[Opening Given data section]

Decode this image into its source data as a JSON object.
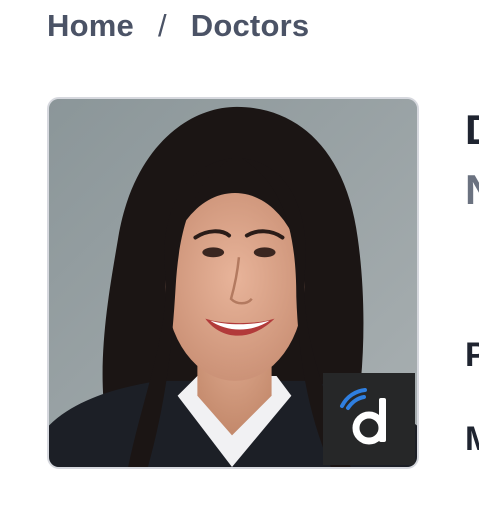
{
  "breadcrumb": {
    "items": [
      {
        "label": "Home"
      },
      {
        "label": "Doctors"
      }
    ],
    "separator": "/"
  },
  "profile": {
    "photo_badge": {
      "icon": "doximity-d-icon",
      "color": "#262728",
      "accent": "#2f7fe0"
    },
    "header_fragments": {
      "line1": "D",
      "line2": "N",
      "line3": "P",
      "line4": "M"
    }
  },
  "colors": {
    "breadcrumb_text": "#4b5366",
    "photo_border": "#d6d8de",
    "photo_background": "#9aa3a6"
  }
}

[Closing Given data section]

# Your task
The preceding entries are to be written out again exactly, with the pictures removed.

# Result of the exercise
Decode this image into its source data as a JSON object.
{
  "breadcrumb": {
    "items": [
      {
        "label": "Home"
      },
      {
        "label": "Doctors"
      }
    ],
    "separator": "/"
  },
  "profile": {
    "photo_badge": {
      "icon": "doximity-d-icon",
      "color": "#262728",
      "accent": "#2f7fe0"
    },
    "header_fragments": {
      "line1": "D",
      "line2": "N",
      "line3": "P",
      "line4": "M"
    }
  },
  "colors": {
    "breadcrumb_text": "#4b5366",
    "photo_border": "#d6d8de",
    "photo_background": "#9aa3a6"
  }
}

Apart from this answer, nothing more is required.